Often times, taste performances that are presented online differ from an individual’s offline identity. This is, again, because of the technological affordances of the social networking site that make it easier to achieve our best selves online. Offline, one may not have the financial resources to achieve the tastes that are culturally valuable. Our online taste performances help us to avoid the vulnerability that we are likely to encounter in offline relationships. By presenting an identity that is socially accepted and valued, we decrease the chances of rejection and humiliation by our peers. But consequently, we are then left with a social circle that only exists within the confines of our electronic devices. And outside of those devices, we are still alone.
Another aspect of social media that contributes to our constant self-promotion is the idea of sharability. In “Without You, I’m Nothing: Performances of the Self on Twitter,” Zizi Papacharissi defines sharability as “an affordance of networked digital spaces, because it constitutes an architectural feature of networked structures encouraging sharing rather than withholding information” (Papacharissi, 1992). Social networking sites make its users more comfortable with self-disclosure. From family issues to friendship drama to relationships to political values, there is almost nothing that someone out there on the Internet is not afraid to share. However, once we share these things via Facebook status, Tumblr post, tweet, etc., we anxiously await the response from our Friends and Followers. We hope they like our updates and comment in agreement and share our posts with their other friends. Our identities are validated by the favorable response of those in our network. We hope they approve of our tastes and personal achievements.
But in the offline world, sharing is not as simple as clicking a button. The exchange of information requires more direct communication between parties such as a face-to-face conversation. In such an interaction however, we aren’t able to craft our mannerisms and diction as easily as we can online. We become what we fear: vulnerable to social faux pas. And to avoid this fear, we remain lonely and connect mainly through the clicks of our mouse and the pressing of buttons.

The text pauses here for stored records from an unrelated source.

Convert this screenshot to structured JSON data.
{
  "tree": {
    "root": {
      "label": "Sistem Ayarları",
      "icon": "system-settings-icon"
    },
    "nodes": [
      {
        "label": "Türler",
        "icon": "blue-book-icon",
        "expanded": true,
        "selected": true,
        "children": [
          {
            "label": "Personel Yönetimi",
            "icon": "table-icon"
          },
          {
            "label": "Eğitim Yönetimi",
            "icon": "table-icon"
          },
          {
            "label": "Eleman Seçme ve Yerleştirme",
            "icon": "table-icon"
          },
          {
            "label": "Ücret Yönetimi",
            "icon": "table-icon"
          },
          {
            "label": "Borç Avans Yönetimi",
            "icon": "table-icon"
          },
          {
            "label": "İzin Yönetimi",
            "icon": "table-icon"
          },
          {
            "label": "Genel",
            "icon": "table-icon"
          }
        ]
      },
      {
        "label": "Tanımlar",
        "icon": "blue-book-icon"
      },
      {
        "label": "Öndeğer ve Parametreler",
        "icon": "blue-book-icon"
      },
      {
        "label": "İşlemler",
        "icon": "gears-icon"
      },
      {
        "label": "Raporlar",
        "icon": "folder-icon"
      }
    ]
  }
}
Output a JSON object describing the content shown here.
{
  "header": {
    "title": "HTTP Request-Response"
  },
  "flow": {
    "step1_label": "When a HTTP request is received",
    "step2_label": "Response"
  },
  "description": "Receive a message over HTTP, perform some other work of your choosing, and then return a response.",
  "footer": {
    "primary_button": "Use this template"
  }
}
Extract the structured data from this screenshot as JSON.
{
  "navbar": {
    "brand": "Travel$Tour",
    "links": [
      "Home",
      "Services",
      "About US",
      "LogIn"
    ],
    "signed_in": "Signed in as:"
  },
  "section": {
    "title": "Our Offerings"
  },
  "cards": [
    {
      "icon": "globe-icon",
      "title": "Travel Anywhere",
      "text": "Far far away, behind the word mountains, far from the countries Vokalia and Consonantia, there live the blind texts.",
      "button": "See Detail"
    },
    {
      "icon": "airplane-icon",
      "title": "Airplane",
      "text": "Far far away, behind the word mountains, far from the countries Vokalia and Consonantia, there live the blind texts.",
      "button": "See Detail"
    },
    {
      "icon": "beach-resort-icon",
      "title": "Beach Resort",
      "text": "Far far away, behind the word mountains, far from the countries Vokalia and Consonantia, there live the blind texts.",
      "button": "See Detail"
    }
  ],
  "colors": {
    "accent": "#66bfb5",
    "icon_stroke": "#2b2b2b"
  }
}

The presentation of information via Gordon’s article and Cohen’s video was done beautifully. The visuals of the video keep the viewer engaged and the simplicity of the visuals make the arguments very clear. It is quite ironic though that their points are getting across through people sharing their article online. Their use of the very mediums that they criticize reiterate the present social norms and practices. Herein lies a paradox: if their message was not released on a social networking site, it probably would not have been widely-read. And it is due to this paradox, that the platform they chose was the most appropriate and effective choice. The reason readers can relate to the information is because it is presented precisely as they are committing the very acts that are being called into question; I personally came across this article because it came up on my Facebook and Twitter feed.